But they, like me, failed to spot the scientific kink in the rug over which they will trip.
Tongue in cheek, DAW ponders.
Real-Time World. Christopher Priest.
New Writings in SF 1971. Ed John Carnell.
Priest slowly, tantalisingly, reveals an almost PKDickian take on reality (or reveals as much as is ever revealed in such stories). Initially an off-planet observatory is studying the local flora and fauna. However, the observers are themselves being observed in a scientific study which is looking at the effect of lack of contact with news from Earth. But when the subjects of the experiment realise that all is not as it seems…
All Pieces of a River Shore. R.A. Lafferty.
A standout story which would be a serious contender for a place in my Top 100.
Elegantly told tale of carnival side-show oddities: extremely wide paintings typically billed as being The Word’s Longest. One collector finds several which are most peculiar – they show scenes of a river in startling detail, and which….
Only slightly spoilt IMHO by the last few sentences which make crystal clear the provenance of the ‘paintings’, rather than leaving it to the imagination of the reader.
With Friends Like These. Alan Dean Foster.
“…in some ways a perfect example of the best type of Analog story…come hell or highwater (humanity) is basically unbeatable”
Unbeatable in the sense of wiping out other species and not joining a wide federation of races? Perhaps a somewhat overblown opinion of our abilities?
Aunt Jennie’s Tonic. Leonard Tushnet.
Herbal remedies concocted by a very old Jewish lady appear to be particularly successful in treatment the ailments of her family and friends, and offering longevity. A grand-nephew, a chemist, dabbles and experiments.
Timestorm. Eddy C. Bertin.
De Achtjaarlijke God.
Flemish SF – and there’s not a lot of that about (although some of the poor SF can make me spit!)
Harvey Lonestorm is victim of a cosmic timestorm, which sends him helter skelter into a crazy situation where far-future humanoids appear to be tampering with history.
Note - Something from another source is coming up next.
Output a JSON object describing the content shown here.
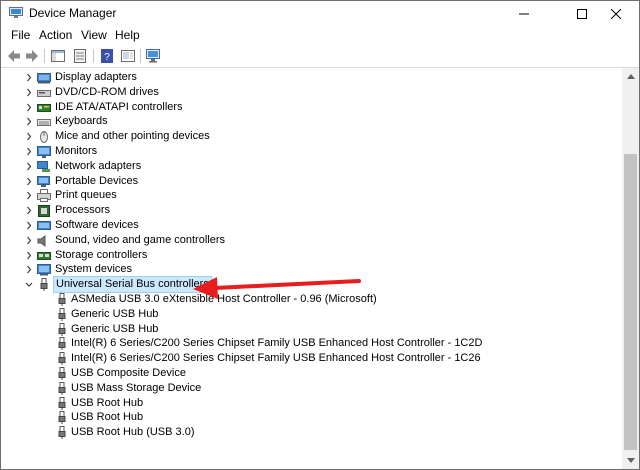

Harvey intervenes (the kind of intervention which Arnold Schwarzenneger tends to do in his films) and uses the strange device to remove from all the evildoers throughout history, leaving him to return to a pastoral and peaceful Earth. Oh joy. Or not.
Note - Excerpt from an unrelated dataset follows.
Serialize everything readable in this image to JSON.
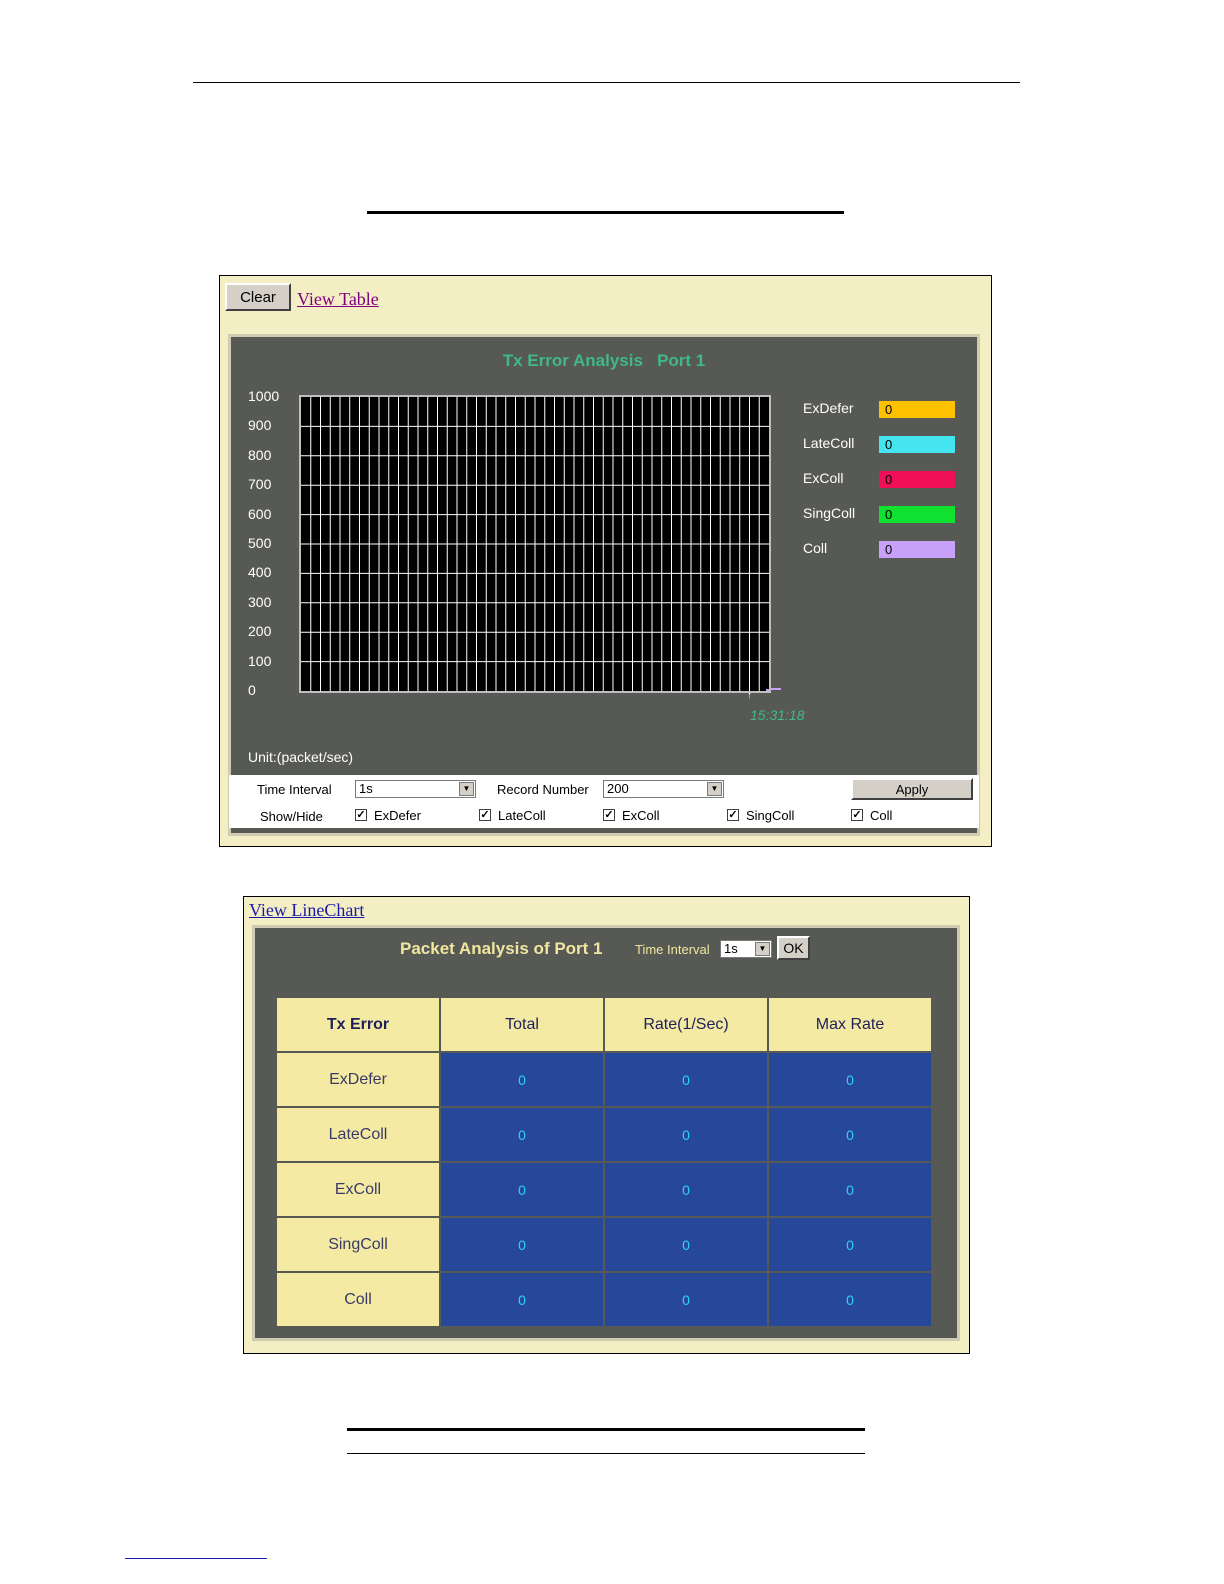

And my apologies for the appalling pun a couple of sentences ago.
Transit of Earth. Arthur C. Clarke.
An Earth-Moon-Mars-Sun conjunction offers a rare opportunity for observation. However, that beauty and the scientific data gathered rather lose their thrill when the observer….
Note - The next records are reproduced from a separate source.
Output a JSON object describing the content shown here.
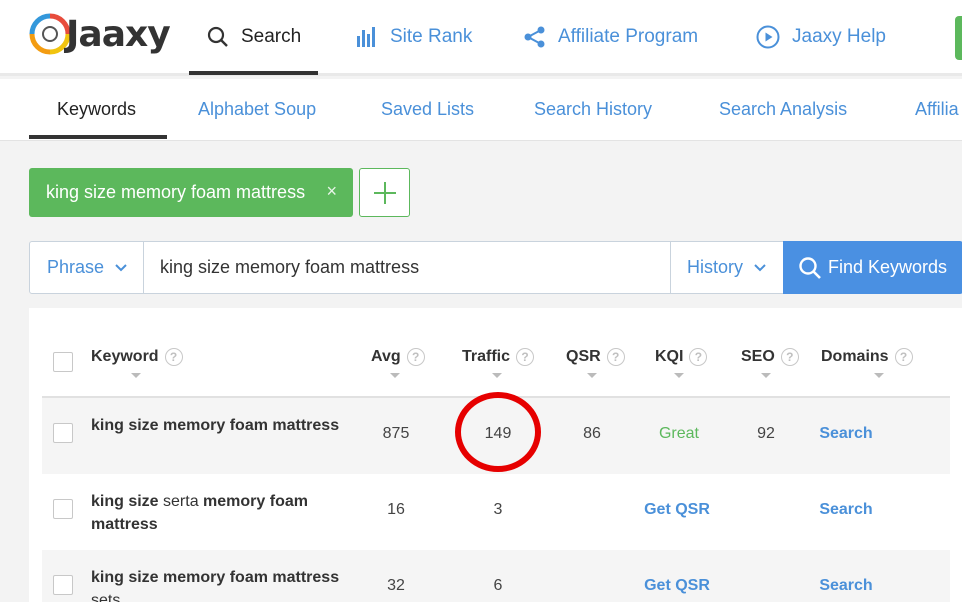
{
  "brand": {
    "name": "Jaaxy"
  },
  "topnav": {
    "search": "Search",
    "site_rank": "Site Rank",
    "affiliate": "Affiliate Program",
    "help": "Jaaxy Help"
  },
  "subtabs": [
    "Keywords",
    "Alphabet Soup",
    "Saved Lists",
    "Search History",
    "Search Analysis",
    "Affilia"
  ],
  "chip": {
    "label": "king size memory foam mattress",
    "close": "×"
  },
  "searchbar": {
    "mode": "Phrase",
    "query": "king size memory foam mattress",
    "history": "History",
    "find": "Find Keywords"
  },
  "table": {
    "columns": [
      "Keyword",
      "Avg",
      "Traffic",
      "QSR",
      "KQI",
      "SEO",
      "Domains"
    ],
    "help_glyph": "?",
    "rows": [
      {
        "kw_bold1": "king size memory foam mattress",
        "kw_plain": "",
        "kw_bold2": "",
        "kw_tail": "",
        "avg": "875",
        "traffic": "149",
        "qsr": "86",
        "kqi": "Great",
        "seo": "92",
        "domains": "Search"
      },
      {
        "kw_bold1": "king size",
        "kw_plain": " serta ",
        "kw_bold2": "memory foam mattress",
        "kw_tail": "",
        "avg": "16",
        "traffic": "3",
        "qsr": "Get QSR",
        "kqi": "",
        "seo": "",
        "domains": "Search"
      },
      {
        "kw_bold1": "king size memory foam mattress",
        "kw_plain": "",
        "kw_bold2": "",
        "kw_tail": " sets",
        "avg": "32",
        "traffic": "6",
        "qsr": "Get QSR",
        "kqi": "",
        "seo": "",
        "domains": "Search"
      }
    ]
  },
  "colors": {
    "accent": "#4a90d9",
    "green": "#5cb85c",
    "highlight": "#e60000"
  }
}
Gehenna. Barry Malzberg.
Short story (very nice, but not SF and not really fantasy) which gives three different perspectives and three different outcomes of a troilistic relationship.
One Life, Furnished in Early Poverty. Harlan Ellison.
Gus Rosenthal finds himself back in his old yard, looking in on his parents and his young self. He desperately wants to make his own childhood a happier one, to make up for what he feels he lost in his youth. But you should never go back.
A very, very nicely handled story.
Occam’s Scalpel. Theodore Sturgeon.
Any tyro short SF writers should read this as an example of a master story-teller at work. It would prove difficult to describe the story without spoiling the story, so I won’t do that (Terry Carr in the Best Science Fiction of the Year 1 gives away a little too much in his intro), but suffice to say that in a short story Sturgeon keeps the reader off balance as the story twists and turns to a far from expected conclusion.
The scalpel is in the hands of someone carrying out an autopsy, which doesn’t give too much away.